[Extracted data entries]

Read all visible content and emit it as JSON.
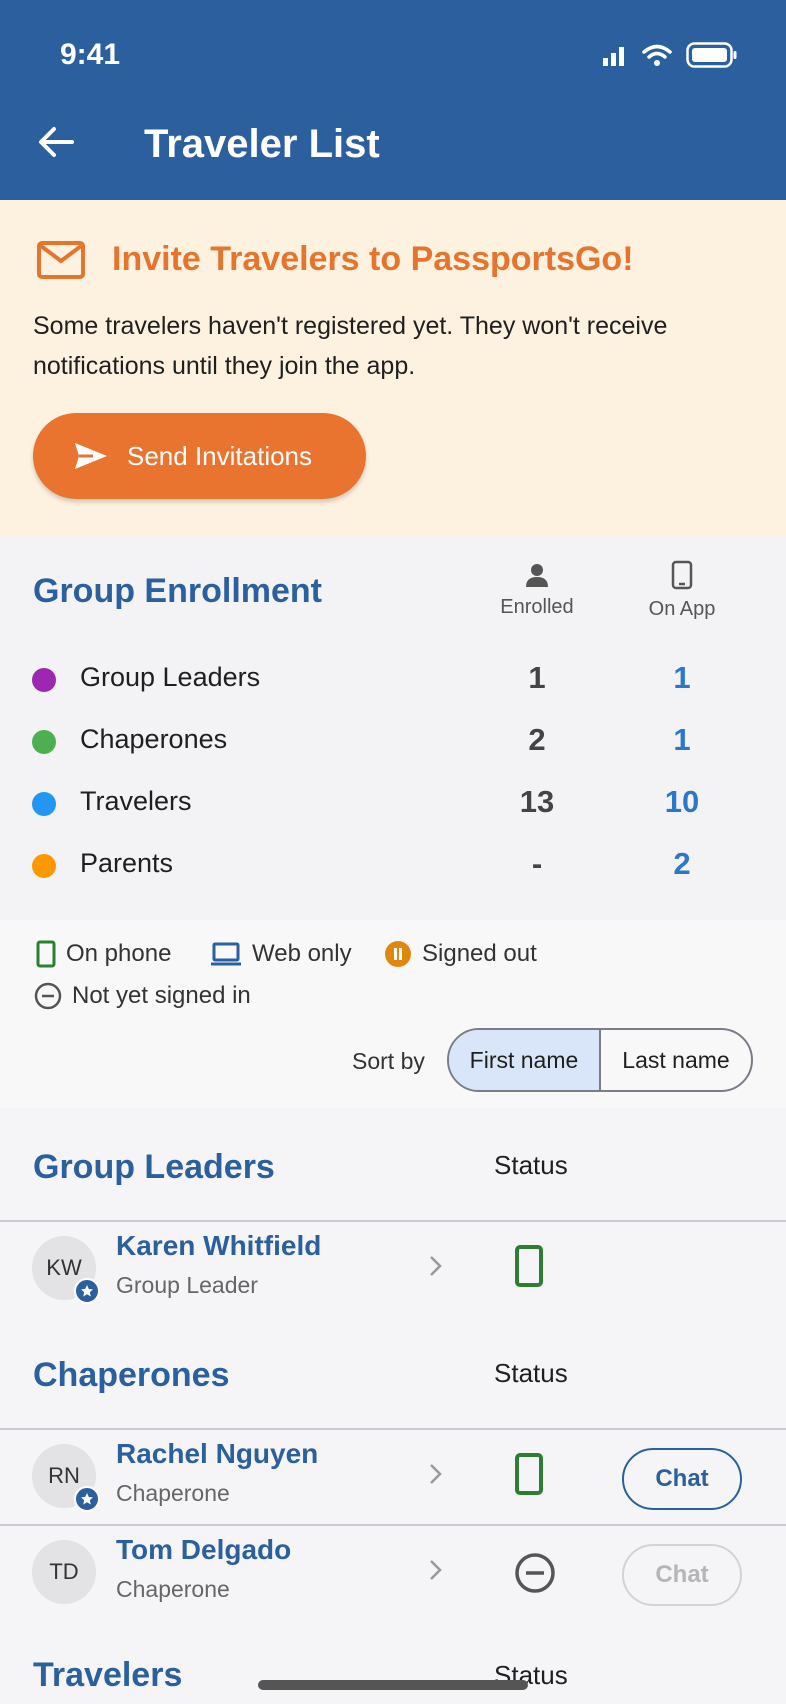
{
  "status_bar": {
    "time": "9:41"
  },
  "header": {
    "title": "Traveler List"
  },
  "invite": {
    "title": "Invite Travelers to PassportsGo!",
    "text": "Some travelers haven't registered yet. They won't receive notifications until they join the app.",
    "button_label": "Send Invitations"
  },
  "enrollment": {
    "title": "Group Enrollment",
    "col_enrolled": "Enrolled",
    "col_on_app": "On App",
    "rows": [
      {
        "label": "Group Leaders",
        "enrolled": "1",
        "on_app": "1",
        "color": "#9c27b0"
      },
      {
        "label": "Chaperones",
        "enrolled": "2",
        "on_app": "1",
        "color": "#4caf50"
      },
      {
        "label": "Travelers",
        "enrolled": "13",
        "on_app": "10",
        "color": "#2196f3"
      },
      {
        "label": "Parents",
        "enrolled": "-",
        "on_app": "2",
        "color": "#ff9800"
      }
    ]
  },
  "legend": {
    "on_phone": "On phone",
    "web_only": "Web only",
    "signed_out": "Signed out",
    "not_signed_in": "Not yet signed in"
  },
  "sort": {
    "label": "Sort by",
    "first": "First name",
    "last": "Last name",
    "active": "first"
  },
  "sections": {
    "group_leaders": {
      "title": "Group Leaders",
      "status_label": "Status",
      "people": [
        {
          "initials": "KW",
          "name": "Karen Whitfield",
          "role": "Group Leader",
          "status": "on-phone"
        }
      ]
    },
    "chaperones": {
      "title": "Chaperones",
      "status_label": "Status",
      "people": [
        {
          "initials": "RN",
          "name": "Rachel Nguyen",
          "role": "Chaperone",
          "status": "on-phone",
          "chat": "Chat"
        },
        {
          "initials": "TD",
          "name": "Tom Delgado",
          "role": "Chaperone",
          "status": "not-signed-in",
          "chat": "Chat"
        }
      ]
    },
    "travelers": {
      "title": "Travelers",
      "status_label": "Status"
    }
  },
  "colors": {
    "brand": "#2b5f9e",
    "accent": "#e8742f",
    "phone_green": "#2e7d32",
    "signed_out": "#e0870f"
  }
}
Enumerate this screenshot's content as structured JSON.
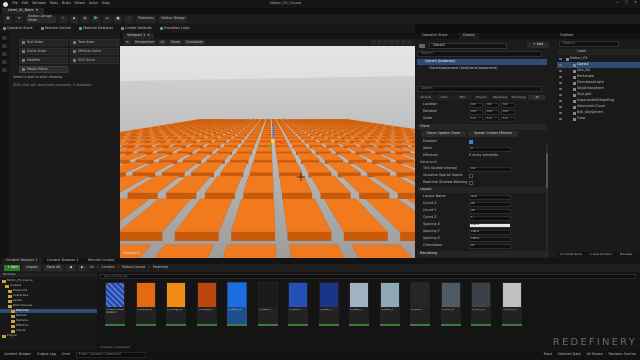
{
  "app": {
    "project_title": "Motion_FX_Course",
    "level_tab": "Level_01_Basic",
    "menus": [
      "File",
      "Edit",
      "Window",
      "Tools",
      "Build",
      "Select",
      "Actor",
      "Help"
    ],
    "window_buttons": [
      "—",
      "▢",
      "✕"
    ]
  },
  "toolbar": {
    "mode_label": "Motion Design Mode",
    "platforms_label": "Platforms",
    "motion_design_label": "Motion Design"
  },
  "quickbar": {
    "items": [
      "Operator Stack",
      "Remote Control",
      "Material Designer",
      "Create Defaults",
      "Transition Logic"
    ]
  },
  "tool_modes": {
    "buttons": [
      "Null Actor",
      "Clone Actor",
      "Effector Actor",
      "Modifier",
      "Text Actor",
      "Clone Actor",
      "SVG Actor",
      "Shape Actor",
      "Effector Actor",
      "Modifier",
      "Media Plane",
      "Blueprint Actor"
    ],
    "hint_title": "Select a tool to start drawing",
    "hint_body": "Shift-click will show best previews, if available."
  },
  "viewport": {
    "tab_label": "Viewport 1",
    "toolbar_items": [
      "Perspective",
      "Lit",
      "Show",
      "Scalability"
    ],
    "label": "Viewport1"
  },
  "details": {
    "tabs": [
      "Operator Stack",
      "Details"
    ],
    "add_label": "+ Add",
    "name_value": "Clone2",
    "components": [
      "Clone2 (Instance)",
      "CloneComponent (AvaCloneComponent)"
    ],
    "search_placeholder": "Search",
    "filter_tabs": [
      "General",
      "Actor",
      "Misc",
      "Physics",
      "Rendering",
      "Streaming",
      "All"
    ],
    "transform_rows": [
      {
        "label": "Location",
        "values": [
          "0.0",
          "0.0",
          "0.0"
        ]
      },
      {
        "label": "Rotation",
        "values": [
          "0.0°",
          "0.0°",
          "0.0°"
        ]
      },
      {
        "label": "Scale",
        "values": [
          "1.0",
          "1.0",
          "1.0"
        ]
      }
    ],
    "section_clone": "Clone",
    "buttons": [
      "Force Update Clone",
      "Spawn Linked Effector"
    ],
    "clone_rows": [
      {
        "label": "Enabled",
        "value": ""
      },
      {
        "label": "Seed",
        "value": "0"
      },
      {
        "label": "Effectors",
        "value": "0 Array elements"
      }
    ],
    "section_advanced": "Advanced",
    "advanced_rows": [
      {
        "label": "Tick Update Interval",
        "value": "0.0"
      },
      {
        "label": "Visualize Sparse Voxels",
        "value": ""
      },
      {
        "label": "Realtime Shadow Warning",
        "value": ""
      }
    ],
    "section_layout": "Layout",
    "layout_rows": [
      {
        "label": "Layout Name",
        "value": "Grid"
      },
      {
        "label": "Count X",
        "value": "20"
      },
      {
        "label": "Count Y",
        "value": "20"
      },
      {
        "label": "Count Z",
        "value": "1"
      },
      {
        "label": "Spacing X",
        "value": "100.0"
      },
      {
        "label": "Spacing Y",
        "value": "100.0"
      },
      {
        "label": "Spacing Z",
        "value": "100.0"
      },
      {
        "label": "Orientation",
        "value": "XY"
      }
    ],
    "section_rendering": "Rendering"
  },
  "outliner": {
    "tab_label": "Outliner",
    "search_placeholder": "Search",
    "label_header": "Label",
    "rows": [
      "Motion_FX",
      "Clone2",
      "Dev_BG",
      "Rectangle",
      "DirectionalLight",
      "SkyAtmosphere",
      "SkyLight",
      "ExponentialHeightFog",
      "VolumetricCloud",
      "Ball_SkySphere",
      "Floor"
    ],
    "footer": [
      "12 visible items",
      "1 selected item",
      "Previews"
    ]
  },
  "content_browser": {
    "tabs": [
      "Content Browser 1",
      "Content Browser 2",
      "Remote Control"
    ],
    "add_label": "+ Add",
    "import_label": "Import",
    "save_all_label": "Save All",
    "breadcrumb": [
      "All",
      "Content",
      "MotionCourse",
      "Materials"
    ],
    "search_placeholder": "Search Materials",
    "tree_title": "Favorites",
    "tree": [
      "Motion_FX_Course",
      "Content",
      "Blueprints",
      "Characters",
      "Levels",
      "MotionCourse",
      "Materials",
      "Meshes",
      "Textures",
      "Effectors",
      "Clones",
      "Engine"
    ],
    "assets": [
      {
        "name": "TransformMaterial Control 2",
        "color": "#2244aa",
        "pattern": true
      },
      {
        "name": "M_Orange_01",
        "color": "#e36a10"
      },
      {
        "name": "M_Orange_02",
        "color": "#f28a16"
      },
      {
        "name": "M_Orange_03",
        "color": "#b8470e"
      },
      {
        "name": "MI_Basic_01",
        "color": "#1d6de0",
        "selected": true
      },
      {
        "name": "MI_Basic_2",
        "color": "#1a1a1a"
      },
      {
        "name": "MI_Basic_3",
        "color": "#2550b8"
      },
      {
        "name": "MI_Basic_4",
        "color": "#1a3488"
      },
      {
        "name": "MI_Basic_5",
        "color": "#9fb3c0"
      },
      {
        "name": "MI_Basic_6",
        "color": "#8fa8b8"
      },
      {
        "name": "MI_Basic_7",
        "color": "#262626"
      },
      {
        "name": "MI_Grid_01",
        "color": "#505a62"
      },
      {
        "name": "MI_Grid_02",
        "color": "#3c4148"
      },
      {
        "name": "MI_White_01",
        "color": "#c0c0c0"
      }
    ],
    "count": "15 items (1 selected)"
  },
  "statusbar": {
    "items": [
      "Content Drawer",
      "Output Log",
      "Cmd"
    ],
    "cmd_placeholder": "Enter Console Command",
    "right_items": [
      "Trace",
      "Derived Data",
      "All Saved",
      "Revision Control"
    ]
  },
  "watermark": "REDEFINERY",
  "colors": {
    "tile_top": "#f17a1f",
    "tile_side": "#c85a0c",
    "gap": "#b6b6b6",
    "accent_blue": "#2d4d75"
  }
}
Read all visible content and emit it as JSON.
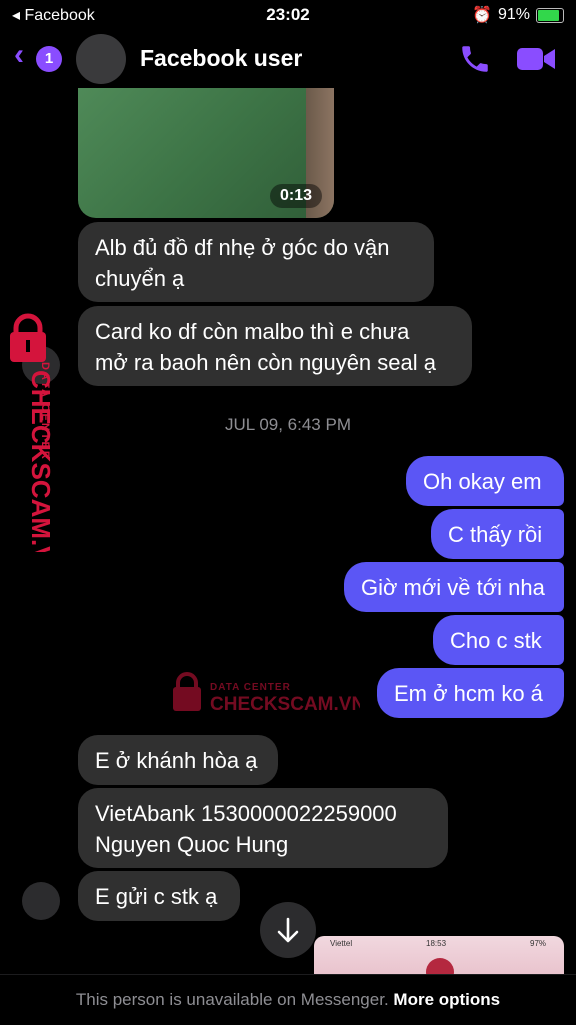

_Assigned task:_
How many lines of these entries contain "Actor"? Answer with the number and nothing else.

_Exercise result:_
11